This communication plays a crucial role in cultivating accountability. At smaller touchpoints, you can release positive, outwardly focused messaging:
- Client testimonials demonstrating how their lives were improved
- Infographics easily showing with data how a community issue is resolving
- Blog posts explaining the depth of the problem and how your nonprofit solves it
- Podcasts discussing with key stakeholders the trajectory of community impact
The opportunities for ongoing narrative driving community engagement are nearly limitless.
Innovation & Adaptability
Investing in strategic communications drives innovation within nonprofit organizations. These endeavors encourage nonprofits to explore new strategies, embrace technology and stay relevant in a rapidly changing world.
That last point is critical. If you’re not keeping up in the digital realm, it doesn’t take long to fall behind. Any efforts to improve nonprofit marketing and advertising would have to work that much harder to catch up. Some organizations never do – and they slowly suffocate because of it.
Like any other important job, strategic communications take practice. By continually refining their messaging, and adapting to evolving trends, nonprofits can remain flexible and respond effectively to the challenges and opportunities that arise.

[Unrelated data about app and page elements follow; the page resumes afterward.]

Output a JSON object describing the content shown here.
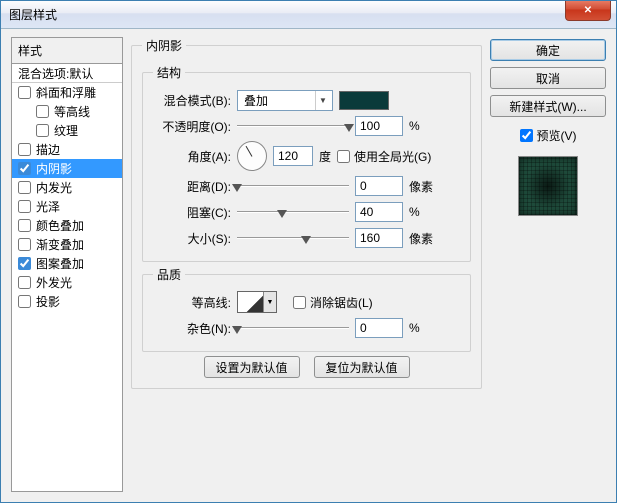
{
  "window": {
    "title": "图层样式",
    "close_glyph": "✕"
  },
  "left": {
    "header": "样式",
    "blend_default": "混合选项:默认",
    "items": [
      {
        "label": "斜面和浮雕",
        "checked": false,
        "indent": false
      },
      {
        "label": "等高线",
        "checked": false,
        "indent": true
      },
      {
        "label": "纹理",
        "checked": false,
        "indent": true
      },
      {
        "label": "描边",
        "checked": false,
        "indent": false
      },
      {
        "label": "内阴影",
        "checked": true,
        "indent": false,
        "selected": true
      },
      {
        "label": "内发光",
        "checked": false,
        "indent": false
      },
      {
        "label": "光泽",
        "checked": false,
        "indent": false
      },
      {
        "label": "颜色叠加",
        "checked": false,
        "indent": false
      },
      {
        "label": "渐变叠加",
        "checked": false,
        "indent": false
      },
      {
        "label": "图案叠加",
        "checked": true,
        "indent": false
      },
      {
        "label": "外发光",
        "checked": false,
        "indent": false
      },
      {
        "label": "投影",
        "checked": false,
        "indent": false
      }
    ]
  },
  "center": {
    "group_title": "内阴影",
    "structure": {
      "title": "结构",
      "blend_mode_label": "混合模式(B):",
      "blend_mode_value": "叠加",
      "color": "#0a3a3a",
      "opacity_label": "不透明度(O):",
      "opacity_value": "100",
      "opacity_unit": "%",
      "angle_label": "角度(A):",
      "angle_value": "120",
      "angle_unit": "度",
      "global_light_label": "使用全局光(G)",
      "global_light_checked": false,
      "distance_label": "距离(D):",
      "distance_value": "0",
      "distance_unit": "像素",
      "choke_label": "阻塞(C):",
      "choke_value": "40",
      "choke_unit": "%",
      "size_label": "大小(S):",
      "size_value": "160",
      "size_unit": "像素"
    },
    "quality": {
      "title": "品质",
      "contour_label": "等高线:",
      "antialias_label": "消除锯齿(L)",
      "antialias_checked": false,
      "noise_label": "杂色(N):",
      "noise_value": "0",
      "noise_unit": "%"
    },
    "buttons": {
      "make_default": "设置为默认值",
      "reset_default": "复位为默认值"
    }
  },
  "right": {
    "ok": "确定",
    "cancel": "取消",
    "new_style": "新建样式(W)...",
    "preview_label": "预览(V)",
    "preview_checked": true
  }
}
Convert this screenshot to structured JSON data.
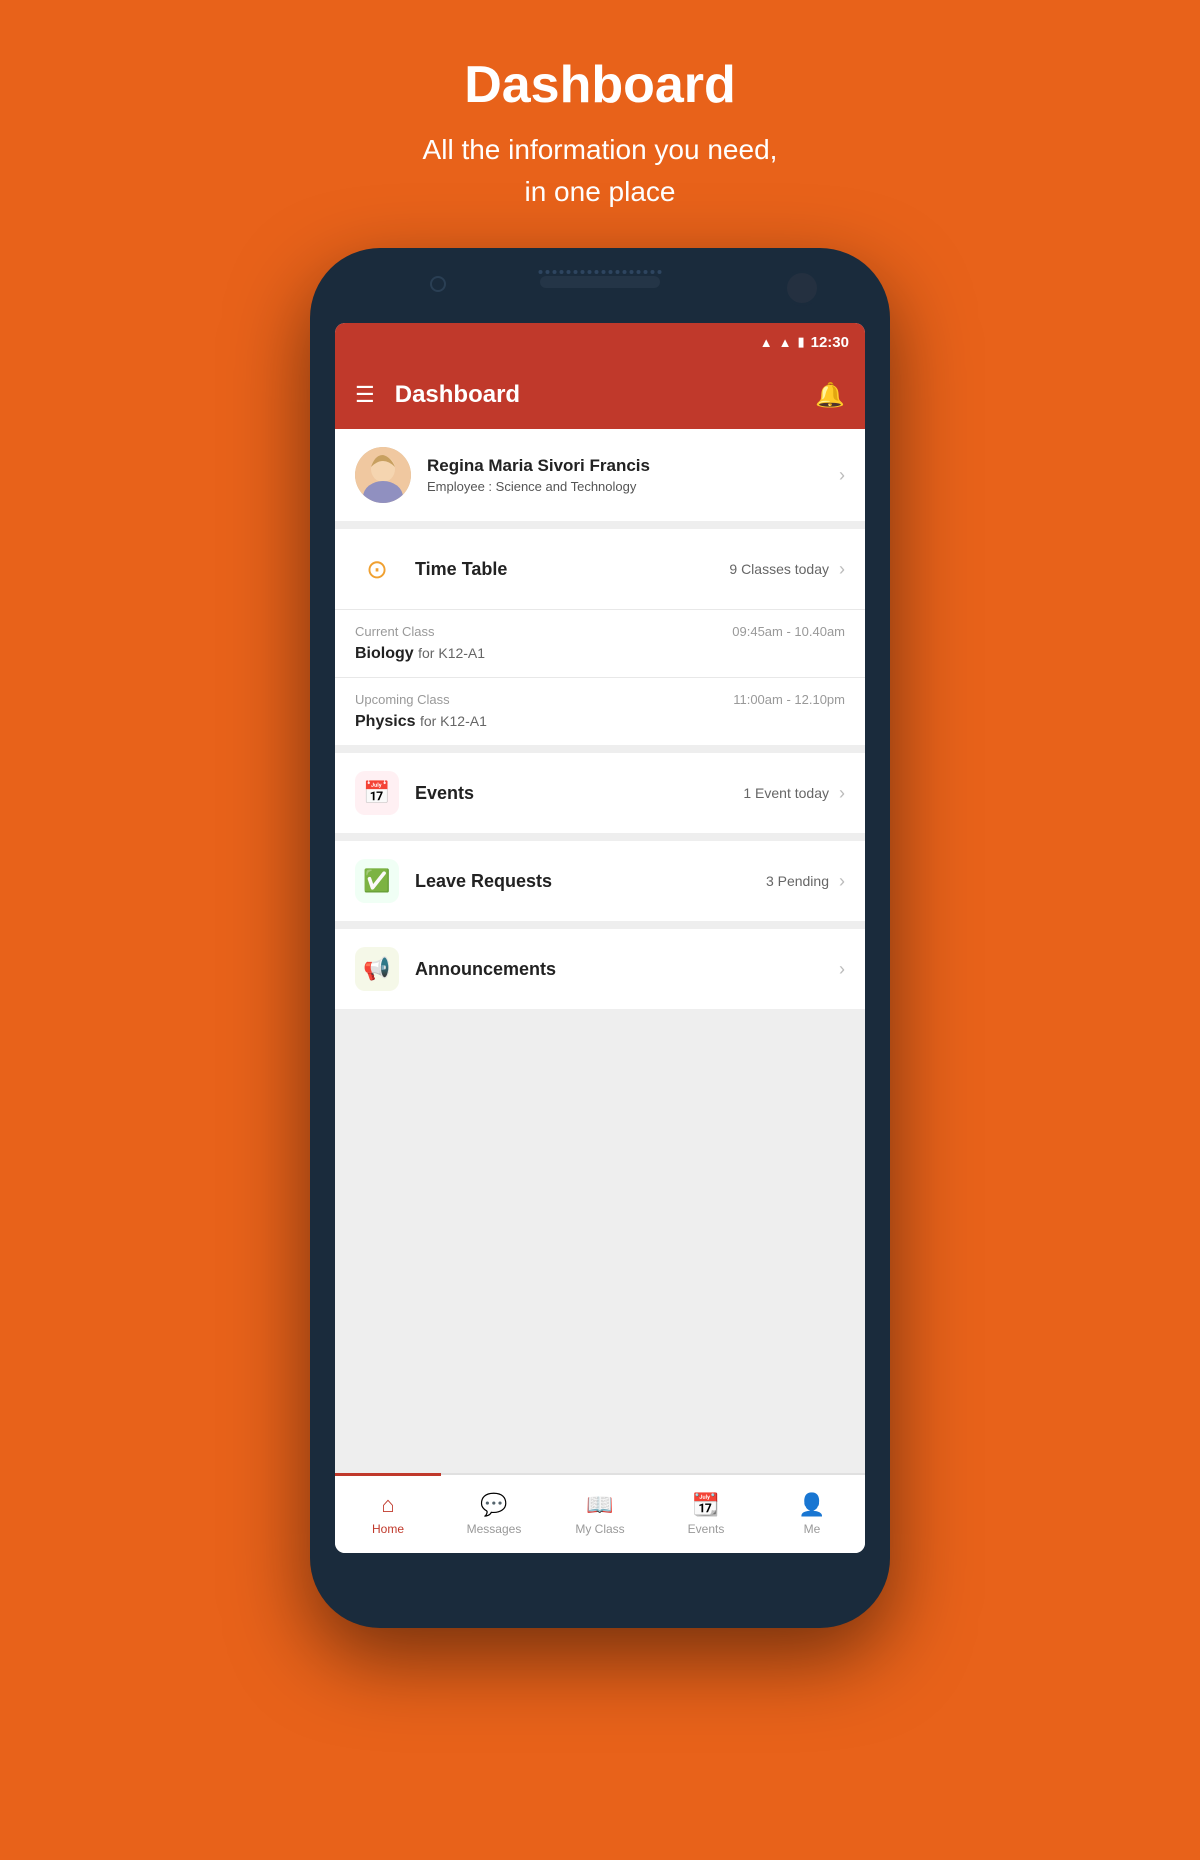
{
  "pageHeader": {
    "title": "Dashboard",
    "subtitle": "All the information you need,\nin one place"
  },
  "statusBar": {
    "time": "12:30"
  },
  "appBar": {
    "title": "Dashboard"
  },
  "profile": {
    "name": "Regina Maria Sivori Francis",
    "roleLabel": "Employee : ",
    "roleDept": "Science and Technology"
  },
  "timetable": {
    "icon": "🕐",
    "title": "Time Table",
    "badge": "9 Classes today",
    "currentClass": {
      "label": "Current Class",
      "time": "09:45am - 10.40am",
      "name": "Biology",
      "group": "for K12-A1"
    },
    "upcomingClass": {
      "label": "Upcoming Class",
      "time": "11:00am - 12.10pm",
      "name": "Physics",
      "group": "for K12-A1"
    }
  },
  "events": {
    "title": "Events",
    "badge": "1 Event today"
  },
  "leaveRequests": {
    "title": "Leave Requests",
    "badge": "3 Pending"
  },
  "announcements": {
    "title": "Announcements",
    "badge": ""
  },
  "bottomNav": {
    "items": [
      {
        "label": "Home",
        "active": true
      },
      {
        "label": "Messages",
        "active": false
      },
      {
        "label": "My Class",
        "active": false
      },
      {
        "label": "Events",
        "active": false
      },
      {
        "label": "Me",
        "active": false
      }
    ]
  }
}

Take it from me, I’ve written tens of thousands of articles and hundreds of thousands of social media posts and ads – and I’m STILL learning and improving.
Shifting the Donor Perspective
Grant funders and donors, too, have lost touch with reality. It’s astonishing how many grant processes list nonprofit marketing and advertising as ineligible activities. They want to see their money spent on direct impact, but a charity can’t have an impact without telling the world it exists.
Shifting the donor perspective requires a paradigm shift. Donors must begin to recognize that these investments are not wasteful, but strategic and impactful. By reframing the conversation and educating donors about the value of marketing and communications, nonprofits can create a collective understanding of how these efforts contribute to their ability to make a difference.
Building Sustainable Growth Through Nonprofit Marketing & Advertising
It’s time to challenge the misconception that nonprofit investments in marketing and communications are misplaced. By embracing these strategies, nonprofits can harness the power of effective communication in promoting and growing their vital community missions.
Strategic investments in nonprofit marketing and advertising – especially in the 21st-century digital realm – have become necessary tools for creating positive change in the world. Let’s share that truth! If you’d like to get started with your own nonprofit communications strategy, feel free to contact me here for a FREE consultation.
President and Founder, Grand River Agency
With over 17 years of diverse experience in print journalism, digital media marketing, and nonprofit administration, Kelsey Boudin founded Grand River Agency (formerly Southern Tier Communications Strategies) in 2020. The agency specializes in offering contract-based strategic communications, content marketing, grant proposals, website design, and public relations services to small businesses and nonprofits. Kelsey’s career spans roles as an editor, content creator, and grant writer, reflecting his expertise in leading successful digital marketing campaigns, securing funding, and executing various projects.